Another intake of National University of Science and Technology (NUST) media students has just finished their four-year degree programme this month. As a recent graduate of the same school, I know the feelings of sheer relief and satisfaction that completing such a grueling course prompts.

But, I also know the fears that this new dispensation brings with it.

With a national unemployment rate soaring at over 90%, the prospects for many Zimbabwean graduates are bleak and demoralising. Inevitably, inactivity awaits many of these promising minds.

A case in point would be my class of 24 students which completed studies in May 2008. In my humble estimation, we were all keen and bright learners – and yet, 15 months later, less than half of us are employed.

And bear in mind too that the NUST media department is just one of a few journalism schools in Zimbabwe.

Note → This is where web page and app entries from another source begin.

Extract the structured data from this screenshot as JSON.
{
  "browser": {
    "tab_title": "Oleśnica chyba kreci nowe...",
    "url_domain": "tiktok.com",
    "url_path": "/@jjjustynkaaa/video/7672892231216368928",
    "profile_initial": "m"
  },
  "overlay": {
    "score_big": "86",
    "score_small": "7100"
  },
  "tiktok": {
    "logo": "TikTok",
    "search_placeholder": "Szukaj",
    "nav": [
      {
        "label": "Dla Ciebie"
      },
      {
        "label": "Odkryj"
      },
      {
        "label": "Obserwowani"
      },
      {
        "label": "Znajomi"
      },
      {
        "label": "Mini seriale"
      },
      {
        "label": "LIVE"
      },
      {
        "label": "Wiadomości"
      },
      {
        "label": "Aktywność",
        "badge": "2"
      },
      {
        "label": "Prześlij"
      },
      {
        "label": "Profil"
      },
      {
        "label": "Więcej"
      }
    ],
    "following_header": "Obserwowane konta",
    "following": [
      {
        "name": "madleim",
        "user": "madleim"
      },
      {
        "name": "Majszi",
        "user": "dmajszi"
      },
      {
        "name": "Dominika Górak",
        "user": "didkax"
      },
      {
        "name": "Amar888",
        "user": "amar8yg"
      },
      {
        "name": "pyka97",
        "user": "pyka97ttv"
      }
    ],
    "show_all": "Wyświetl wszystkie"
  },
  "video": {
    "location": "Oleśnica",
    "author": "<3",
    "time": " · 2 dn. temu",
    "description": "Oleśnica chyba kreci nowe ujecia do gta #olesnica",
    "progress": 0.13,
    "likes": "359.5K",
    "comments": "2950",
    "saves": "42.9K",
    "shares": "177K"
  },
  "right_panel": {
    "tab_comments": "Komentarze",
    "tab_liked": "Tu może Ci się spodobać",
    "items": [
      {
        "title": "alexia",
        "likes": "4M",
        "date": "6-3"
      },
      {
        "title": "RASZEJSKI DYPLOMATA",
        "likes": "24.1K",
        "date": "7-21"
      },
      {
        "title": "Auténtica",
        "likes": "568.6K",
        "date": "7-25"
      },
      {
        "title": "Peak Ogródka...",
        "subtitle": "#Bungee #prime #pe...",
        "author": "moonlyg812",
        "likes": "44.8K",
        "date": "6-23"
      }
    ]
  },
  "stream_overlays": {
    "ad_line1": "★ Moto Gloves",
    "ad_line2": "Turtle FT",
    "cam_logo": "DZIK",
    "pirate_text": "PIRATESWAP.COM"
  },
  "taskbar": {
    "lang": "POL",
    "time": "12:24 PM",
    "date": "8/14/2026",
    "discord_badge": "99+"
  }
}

Each year, Midlands State University, the Harare Polytechnic and other institutions churn out enthusiastic media scholars who can’t find gainful means of making use of their professional qualifications.

In most cases, it is not through a lack of effort, or even a lack of requisite skills for a job or training opportunity.

It is simply because so few of them exist.

Reading the Global Political Agreement, I have noted the great potential that Article 19, on freedom of expression and communication, has to begin to redress this unfortunate situation.

In the document, Zimbabwe’s main political parties agree that the government should ensure the immediate processing of all applications for media registration in terms of both the Broadcasting Services Act and the Access to Information and Protection of Privacy Act (AIPPA).

Since its inception in 2001, the Broadcasting Authority of Zimbabwe (BAZ) has failed to license a single private or community-based broadcast station, while the now defunct Media and Information Commission only served to close up space for alternative print media voices.

I hope that this will change with the reforms currently being implemented, particularly with the introduction of the Zimbabwe Media Commission (ZMC) and the re-constitution of BAZ. Yes, the process already has its own controversies, but I sincerely hope that the two bodies will function to register more entities into our starved media environment soon, thereby creating employment opportunities for many.

At the public hearing with the Parliamentary Portfolio Committee on Media, Information and Communication Technology a few weeks ago, I raised the issue with the chairman and Member of Parliament, Mr. Gift Chimanikire. As he himself had mentioned in his introduction, the reason for opening up parliamentary bodies to dialogue with the public is to ensure that ordinary Zimbabweans are able to exercise an oversight role in monitoring government’s implementation of various policies.

Indeed, current media policy has been argued to be un-democratic and non-representative. But more so, it is depriving many young people the opportunity to become a part of the process of change in Zimbabwe. As the generation with the greatest potential to rebuild and re-harmonise this nation, we deserve outlets to exhibit our creativity, innovativeness and professionalism.

In response to my concern, Mr Chaminikire noted the importance of promoting media pluralism in Zimbabwe stating, “We should be able to deliver on this because not only does it create employment, but diversity in terms of reporting. Pluralism means the people will be more informed and I can assure you the committee is committed to that.”

For the sake of the many currently unemployed media professionals, and those who are still involved in their studies, I sincerely hope that this committee, as well as the various organs created to facilitate Zimbabwe’s media reform, will deliver on their promises in a timely and unbiased manner.